Task material Start Marker

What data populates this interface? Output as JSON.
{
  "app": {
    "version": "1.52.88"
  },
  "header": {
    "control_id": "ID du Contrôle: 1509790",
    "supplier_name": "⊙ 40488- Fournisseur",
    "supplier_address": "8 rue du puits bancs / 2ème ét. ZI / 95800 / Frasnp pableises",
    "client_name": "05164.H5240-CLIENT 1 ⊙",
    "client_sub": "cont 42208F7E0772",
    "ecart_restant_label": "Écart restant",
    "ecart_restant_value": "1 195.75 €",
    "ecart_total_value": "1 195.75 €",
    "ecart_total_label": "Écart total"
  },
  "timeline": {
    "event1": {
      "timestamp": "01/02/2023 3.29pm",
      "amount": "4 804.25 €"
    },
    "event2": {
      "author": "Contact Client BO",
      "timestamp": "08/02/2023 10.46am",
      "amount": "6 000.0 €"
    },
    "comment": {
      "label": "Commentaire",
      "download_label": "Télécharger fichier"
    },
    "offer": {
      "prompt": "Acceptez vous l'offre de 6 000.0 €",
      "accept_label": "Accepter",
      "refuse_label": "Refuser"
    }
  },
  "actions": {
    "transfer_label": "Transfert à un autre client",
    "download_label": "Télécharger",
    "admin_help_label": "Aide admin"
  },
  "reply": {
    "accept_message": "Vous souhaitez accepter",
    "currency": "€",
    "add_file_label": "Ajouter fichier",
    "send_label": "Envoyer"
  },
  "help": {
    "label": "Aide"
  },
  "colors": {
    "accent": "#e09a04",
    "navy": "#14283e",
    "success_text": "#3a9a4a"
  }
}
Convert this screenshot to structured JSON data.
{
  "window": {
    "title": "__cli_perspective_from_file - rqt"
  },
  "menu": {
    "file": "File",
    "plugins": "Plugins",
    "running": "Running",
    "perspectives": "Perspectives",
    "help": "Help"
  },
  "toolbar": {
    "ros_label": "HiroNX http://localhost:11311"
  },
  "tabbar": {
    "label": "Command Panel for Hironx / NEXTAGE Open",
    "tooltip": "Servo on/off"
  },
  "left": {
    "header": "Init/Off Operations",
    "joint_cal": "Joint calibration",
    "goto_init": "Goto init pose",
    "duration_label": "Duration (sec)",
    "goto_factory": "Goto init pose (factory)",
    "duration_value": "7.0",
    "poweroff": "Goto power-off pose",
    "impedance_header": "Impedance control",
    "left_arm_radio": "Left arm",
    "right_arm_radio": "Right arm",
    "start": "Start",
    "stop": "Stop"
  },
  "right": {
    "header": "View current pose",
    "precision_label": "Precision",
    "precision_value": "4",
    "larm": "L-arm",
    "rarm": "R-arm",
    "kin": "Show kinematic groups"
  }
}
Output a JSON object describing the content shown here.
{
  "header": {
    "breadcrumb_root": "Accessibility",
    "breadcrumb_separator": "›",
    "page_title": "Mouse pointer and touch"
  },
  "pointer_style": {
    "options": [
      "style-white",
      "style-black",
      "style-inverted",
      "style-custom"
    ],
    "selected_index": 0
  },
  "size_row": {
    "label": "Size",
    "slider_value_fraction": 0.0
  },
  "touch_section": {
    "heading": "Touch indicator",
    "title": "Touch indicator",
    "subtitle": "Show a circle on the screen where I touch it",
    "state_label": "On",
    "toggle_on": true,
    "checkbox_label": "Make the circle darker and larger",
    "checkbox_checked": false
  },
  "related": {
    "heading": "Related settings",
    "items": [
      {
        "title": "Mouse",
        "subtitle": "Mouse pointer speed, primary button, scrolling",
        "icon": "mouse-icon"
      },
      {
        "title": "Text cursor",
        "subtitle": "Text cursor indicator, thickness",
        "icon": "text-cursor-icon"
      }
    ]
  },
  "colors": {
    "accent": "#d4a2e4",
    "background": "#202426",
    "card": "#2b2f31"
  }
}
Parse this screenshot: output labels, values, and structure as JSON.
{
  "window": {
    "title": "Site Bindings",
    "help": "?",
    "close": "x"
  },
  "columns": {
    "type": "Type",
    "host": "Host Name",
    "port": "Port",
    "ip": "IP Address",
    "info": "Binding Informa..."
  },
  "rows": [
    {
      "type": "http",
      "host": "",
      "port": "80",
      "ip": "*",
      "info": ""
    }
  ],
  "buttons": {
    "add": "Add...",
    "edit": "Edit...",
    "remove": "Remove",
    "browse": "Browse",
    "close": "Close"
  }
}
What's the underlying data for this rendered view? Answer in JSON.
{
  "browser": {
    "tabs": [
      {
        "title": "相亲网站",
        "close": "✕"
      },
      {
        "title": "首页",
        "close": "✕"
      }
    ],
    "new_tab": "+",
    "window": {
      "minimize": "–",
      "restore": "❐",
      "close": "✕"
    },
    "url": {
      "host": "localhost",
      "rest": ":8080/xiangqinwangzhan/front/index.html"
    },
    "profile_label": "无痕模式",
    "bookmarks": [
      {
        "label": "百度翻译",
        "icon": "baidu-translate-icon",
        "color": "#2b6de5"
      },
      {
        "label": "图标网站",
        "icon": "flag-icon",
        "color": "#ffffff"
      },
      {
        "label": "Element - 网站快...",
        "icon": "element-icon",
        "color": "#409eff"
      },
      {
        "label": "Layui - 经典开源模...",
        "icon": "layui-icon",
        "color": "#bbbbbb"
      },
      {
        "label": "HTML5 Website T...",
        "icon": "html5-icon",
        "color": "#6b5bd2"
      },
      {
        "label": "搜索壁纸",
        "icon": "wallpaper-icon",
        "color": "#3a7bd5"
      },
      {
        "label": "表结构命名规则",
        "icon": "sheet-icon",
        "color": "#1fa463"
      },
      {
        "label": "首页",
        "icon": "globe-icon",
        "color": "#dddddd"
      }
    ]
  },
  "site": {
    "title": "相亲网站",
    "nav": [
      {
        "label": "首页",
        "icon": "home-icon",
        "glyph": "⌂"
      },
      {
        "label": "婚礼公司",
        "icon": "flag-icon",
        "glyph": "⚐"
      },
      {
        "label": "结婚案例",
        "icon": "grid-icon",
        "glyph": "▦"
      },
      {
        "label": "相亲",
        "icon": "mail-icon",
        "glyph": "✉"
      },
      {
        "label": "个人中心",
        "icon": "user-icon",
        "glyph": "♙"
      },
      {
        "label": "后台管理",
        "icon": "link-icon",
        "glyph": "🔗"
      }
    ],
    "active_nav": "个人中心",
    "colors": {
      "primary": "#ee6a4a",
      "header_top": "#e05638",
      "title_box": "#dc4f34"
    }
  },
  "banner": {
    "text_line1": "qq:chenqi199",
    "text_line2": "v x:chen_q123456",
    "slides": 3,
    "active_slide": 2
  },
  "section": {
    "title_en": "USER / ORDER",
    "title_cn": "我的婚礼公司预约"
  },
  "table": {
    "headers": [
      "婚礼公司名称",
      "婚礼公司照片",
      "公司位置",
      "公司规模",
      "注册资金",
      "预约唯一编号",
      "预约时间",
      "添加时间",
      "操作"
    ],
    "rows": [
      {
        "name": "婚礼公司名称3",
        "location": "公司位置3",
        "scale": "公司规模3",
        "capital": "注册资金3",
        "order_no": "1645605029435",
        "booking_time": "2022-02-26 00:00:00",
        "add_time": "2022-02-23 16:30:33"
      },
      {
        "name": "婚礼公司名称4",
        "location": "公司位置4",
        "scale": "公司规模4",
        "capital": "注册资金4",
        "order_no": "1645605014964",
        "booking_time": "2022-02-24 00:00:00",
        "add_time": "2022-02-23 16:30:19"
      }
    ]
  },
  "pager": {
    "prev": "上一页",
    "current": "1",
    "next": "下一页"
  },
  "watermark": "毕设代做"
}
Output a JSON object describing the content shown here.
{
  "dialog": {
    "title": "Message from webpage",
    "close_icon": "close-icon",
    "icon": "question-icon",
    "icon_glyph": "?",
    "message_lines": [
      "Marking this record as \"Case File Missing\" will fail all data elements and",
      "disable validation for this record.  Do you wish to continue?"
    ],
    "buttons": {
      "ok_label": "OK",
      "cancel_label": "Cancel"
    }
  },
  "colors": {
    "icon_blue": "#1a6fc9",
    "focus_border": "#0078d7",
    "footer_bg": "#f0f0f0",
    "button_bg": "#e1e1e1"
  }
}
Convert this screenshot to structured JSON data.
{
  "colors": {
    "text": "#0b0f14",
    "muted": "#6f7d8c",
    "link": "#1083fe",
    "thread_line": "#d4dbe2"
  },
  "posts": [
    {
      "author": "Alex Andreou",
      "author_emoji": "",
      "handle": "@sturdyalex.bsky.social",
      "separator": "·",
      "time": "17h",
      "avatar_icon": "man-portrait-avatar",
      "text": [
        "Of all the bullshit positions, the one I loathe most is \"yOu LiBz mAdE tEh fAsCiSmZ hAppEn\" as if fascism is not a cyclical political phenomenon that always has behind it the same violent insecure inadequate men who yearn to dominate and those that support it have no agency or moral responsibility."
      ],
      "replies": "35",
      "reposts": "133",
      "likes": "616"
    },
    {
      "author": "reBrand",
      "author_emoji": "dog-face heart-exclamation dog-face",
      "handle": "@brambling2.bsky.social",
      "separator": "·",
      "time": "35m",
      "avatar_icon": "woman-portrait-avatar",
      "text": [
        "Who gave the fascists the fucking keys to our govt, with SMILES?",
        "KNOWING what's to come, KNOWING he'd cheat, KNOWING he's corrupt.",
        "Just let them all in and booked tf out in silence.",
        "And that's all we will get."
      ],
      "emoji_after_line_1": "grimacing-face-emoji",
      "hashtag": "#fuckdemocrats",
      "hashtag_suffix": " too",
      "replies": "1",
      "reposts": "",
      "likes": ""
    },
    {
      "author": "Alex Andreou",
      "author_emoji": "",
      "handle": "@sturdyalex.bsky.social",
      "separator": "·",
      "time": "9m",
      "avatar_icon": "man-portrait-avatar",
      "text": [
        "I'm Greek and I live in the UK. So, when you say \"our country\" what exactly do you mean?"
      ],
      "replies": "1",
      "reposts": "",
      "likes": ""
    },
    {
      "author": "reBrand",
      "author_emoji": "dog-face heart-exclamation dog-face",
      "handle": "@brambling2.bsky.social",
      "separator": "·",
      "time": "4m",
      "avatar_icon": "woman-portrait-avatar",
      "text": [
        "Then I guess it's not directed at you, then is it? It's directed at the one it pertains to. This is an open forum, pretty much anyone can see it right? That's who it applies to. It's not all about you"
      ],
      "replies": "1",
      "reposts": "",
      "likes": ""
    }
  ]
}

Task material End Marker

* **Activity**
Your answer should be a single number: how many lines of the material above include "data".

* **Solution for this exercise**
5